With the toppling of Saddam Hussein in Iraq by the United States and Coalition Forces in 2003, the prospect for Kurdish independence never appeared more ripe. The Kurds had had reason to hope before: in the aftermath of Operation Desert Storm (1990-91), their optimism had been repaid with harsh reprisals from the Saddam regime, in the form of chemical gas attacks. Even after this disappointment, The Kurds have been loyal to the US up to and through the US invasion of Iraq of 2003. In return, some could say that the Kurds are due American support in their bid for statehood.

Historically, pundits have framed an independent Kurdistan based in Erbil as a potentially destabilizing force in the Middle East. However, how might an independent Kurdistan, bordered by Turkey to the North, Syria to the West, Iraq to the South, and Iran to the East, benefit the United States’ geopolitical interests in the Middle East? The US’ support of Kurdistan could create a loyal state in the Middle East, where there is a current lack of dependable American allies (Israel and Saudi Arabia notwithstanding).
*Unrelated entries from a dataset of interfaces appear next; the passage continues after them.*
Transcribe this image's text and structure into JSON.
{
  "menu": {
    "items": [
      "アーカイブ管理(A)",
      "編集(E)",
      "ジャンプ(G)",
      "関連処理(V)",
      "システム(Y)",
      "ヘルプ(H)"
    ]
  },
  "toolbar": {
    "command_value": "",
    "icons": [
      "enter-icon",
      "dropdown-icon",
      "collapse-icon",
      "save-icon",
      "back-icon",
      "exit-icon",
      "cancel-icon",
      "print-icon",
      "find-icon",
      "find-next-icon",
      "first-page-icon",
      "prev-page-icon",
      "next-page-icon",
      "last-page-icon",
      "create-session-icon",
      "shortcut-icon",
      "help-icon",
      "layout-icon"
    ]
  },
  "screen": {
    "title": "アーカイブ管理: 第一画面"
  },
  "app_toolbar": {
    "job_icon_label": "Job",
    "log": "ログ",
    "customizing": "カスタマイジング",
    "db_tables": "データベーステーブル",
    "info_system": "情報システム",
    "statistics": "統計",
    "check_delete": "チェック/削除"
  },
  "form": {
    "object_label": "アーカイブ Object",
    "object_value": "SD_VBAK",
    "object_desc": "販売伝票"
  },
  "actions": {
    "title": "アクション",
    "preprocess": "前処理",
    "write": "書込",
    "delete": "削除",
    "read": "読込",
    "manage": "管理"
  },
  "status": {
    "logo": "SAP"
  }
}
Concerning Turkey, a likely counter argument might be: but Turkey would be enraged by such a move! This is true. However, Turkey may have already left the American orbit. Recently Turkey has openly turned towards Russia and authoritarianism, and away from its former bid to join the European Union. Why not support a loyal people (the Kurds) while simultaneously counterbalancing the Turks (now friends to the Russians) on their eastern frontier?

With the instability present in Syria due to its ongoing civil war, Syria’s ethnic Kurds would likely wish to join a sovereign Kurdistan. What better time to accomplish Eastern Syria’s annexation by Kurdistan but when Syria itself is in a state of civil war?

The Iraqis would resist a Kurdish secession plan, crying for stability publicly, while privately fearing the loss of significant oil revenue generated from the oil fields around contested Kirkuk.

An equitable oil-sharing arrangement concerning the Kirkuk oil fields can be found, placating both sides. A heavy hand from the United States acting as a sponsor for Kurdish independence would go a long way here as well, acting as the ‘stick’ (continued American security assistance to Iraq) to Kirkuk’s oil as the ‘carrot’.

Finally, concerning Iran itself, having an American client state on its western border may be one more inducement for Iran to not want to risk direct US military engagement, and possibly even change its calculus re-developing a nuclear weapons program. Looking at the long game, the American removal of Saddam created a Shia-dominated Iraq, which will naturally turn to Iran anyway. The United States might as well counterbalance and weaken this inevitable alliance with a northern independent state of Kurdistan.

In summation, facilitating the establishment of Kurdistan could be a strategic move on behalf of the US, as well as a potential repayment of the loyalty the Kurds have shown America. Whether the Trump administration has the audacity to actually implement a plan in its best interests, however, remains to be seen.